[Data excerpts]
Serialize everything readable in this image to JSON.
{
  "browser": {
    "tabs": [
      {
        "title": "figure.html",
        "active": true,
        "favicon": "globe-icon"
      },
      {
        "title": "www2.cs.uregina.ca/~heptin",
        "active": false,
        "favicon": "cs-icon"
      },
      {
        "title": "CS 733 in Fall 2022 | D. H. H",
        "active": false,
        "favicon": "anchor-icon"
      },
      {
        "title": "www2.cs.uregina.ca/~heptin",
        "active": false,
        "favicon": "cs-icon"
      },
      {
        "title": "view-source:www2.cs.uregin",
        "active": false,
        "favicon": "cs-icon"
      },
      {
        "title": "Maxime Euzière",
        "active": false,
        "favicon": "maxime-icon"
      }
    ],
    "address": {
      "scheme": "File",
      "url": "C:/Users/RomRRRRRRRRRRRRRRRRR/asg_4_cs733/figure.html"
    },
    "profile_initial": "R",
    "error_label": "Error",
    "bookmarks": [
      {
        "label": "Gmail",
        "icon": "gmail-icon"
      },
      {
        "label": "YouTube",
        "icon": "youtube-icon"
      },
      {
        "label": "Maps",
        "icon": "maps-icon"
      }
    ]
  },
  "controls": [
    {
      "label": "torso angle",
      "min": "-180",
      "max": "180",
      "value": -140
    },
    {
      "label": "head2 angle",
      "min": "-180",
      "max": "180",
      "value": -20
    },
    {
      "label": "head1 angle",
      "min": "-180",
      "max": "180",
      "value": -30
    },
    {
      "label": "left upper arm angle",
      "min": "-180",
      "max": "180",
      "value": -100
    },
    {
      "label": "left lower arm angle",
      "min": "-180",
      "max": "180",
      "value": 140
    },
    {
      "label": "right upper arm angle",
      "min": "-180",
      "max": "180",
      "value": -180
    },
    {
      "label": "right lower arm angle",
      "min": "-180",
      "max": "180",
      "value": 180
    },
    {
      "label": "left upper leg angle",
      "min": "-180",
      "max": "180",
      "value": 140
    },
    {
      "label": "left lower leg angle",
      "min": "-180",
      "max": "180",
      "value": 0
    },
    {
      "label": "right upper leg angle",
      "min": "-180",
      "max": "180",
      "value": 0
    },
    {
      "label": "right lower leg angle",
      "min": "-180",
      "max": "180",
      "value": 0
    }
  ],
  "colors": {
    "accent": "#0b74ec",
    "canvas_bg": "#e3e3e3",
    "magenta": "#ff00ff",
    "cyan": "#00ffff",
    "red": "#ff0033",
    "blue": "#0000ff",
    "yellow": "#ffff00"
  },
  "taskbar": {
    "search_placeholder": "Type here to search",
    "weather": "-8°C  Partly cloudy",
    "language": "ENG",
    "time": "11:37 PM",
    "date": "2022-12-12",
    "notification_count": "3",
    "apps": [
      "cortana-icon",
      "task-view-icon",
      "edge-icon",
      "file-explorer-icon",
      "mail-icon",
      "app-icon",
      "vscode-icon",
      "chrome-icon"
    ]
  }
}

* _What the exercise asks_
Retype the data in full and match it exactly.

* _Exercise response_
Serialize everything readable in this image to JSON.
{
  "browser": {
    "tabs": [
      {
        "title": "figure.html",
        "active": true,
        "favicon": "globe-icon"
      },
      {
        "title": "www2.cs.uregina.ca/~heptin",
        "active": false,
        "favicon": "cs-icon"
      },
      {
        "title": "CS 733 in Fall 2022 | D. H. H",
        "active": false,
        "favicon": "anchor-icon"
      },
      {
        "title": "www2.cs.uregina.ca/~heptin",
        "active": false,
        "favicon": "cs-icon"
      },
      {
        "title": "view-source:www2.cs.uregin",
        "active": false,
        "favicon": "cs-icon"
      },
      {
        "title": "Maxime Euzière",
        "active": false,
        "favicon": "maxime-icon"
      }
    ],
    "address": {
      "scheme": "File",
      "url": "C:/Users/RomRRRRRRRRRRRRRRRRR/asg_4_cs733/figure.html"
    },
    "profile_initial": "R",
    "error_label": "Error",
    "bookmarks": [
      {
        "label": "Gmail",
        "icon": "gmail-icon"
      },
      {
        "label": "YouTube",
        "icon": "youtube-icon"
      },
      {
        "label": "Maps",
        "icon": "maps-icon"
      }
    ]
  },
  "controls": [
    {
      "label": "torso angle",
      "min": "-180",
      "max": "180",
      "value": -140
    },
    {
      "label": "head2 angle",
      "min": "-180",
      "max": "180",
      "value": -20
    },
    {
      "label": "head1 angle",
      "min": "-180",
      "max": "180",
      "value": -30
    },
    {
      "label": "left upper arm angle",
      "min": "-180",
      "max": "180",
      "value": -100
    },
    {
      "label": "left lower arm angle",
      "min": "-180",
      "max": "180",
      "value": 140
    },
    {
      "label": "right upper arm angle",
      "min": "-180",
      "max": "180",
      "value": -180
    },
    {
      "label": "right lower arm angle",
      "min": "-180",
      "max": "180",
      "value": 180
    },
    {
      "label": "left upper leg angle",
      "min": "-180",
      "max": "180",
      "value": 140
    },
    {
      "label": "left lower leg angle",
      "min": "-180",
      "max": "180",
      "value": 0
    },
    {
      "label": "right upper leg angle",
      "min": "-180",
      "max": "180",
      "value": 0
    },
    {
      "label": "right lower leg angle",
      "min": "-180",
      "max": "180",
      "value": 0
    }
  ],
  "colors": {
    "accent": "#0b74ec",
    "canvas_bg": "#e3e3e3",
    "magenta": "#ff00ff",
    "cyan": "#00ffff",
    "red": "#ff0033",
    "blue": "#0000ff",
    "yellow": "#ffff00"
  },
  "taskbar": {
    "search_placeholder": "Type here to search",
    "weather": "-8°C  Partly cloudy",
    "language": "ENG",
    "time": "11:37 PM",
    "date": "2022-12-12",
    "notification_count": "3",
    "apps": [
      "cortana-icon",
      "task-view-icon",
      "edge-icon",
      "file-explorer-icon",
      "mail-icon",
      "app-icon",
      "vscode-icon",
      "chrome-icon"
    ]
  }
}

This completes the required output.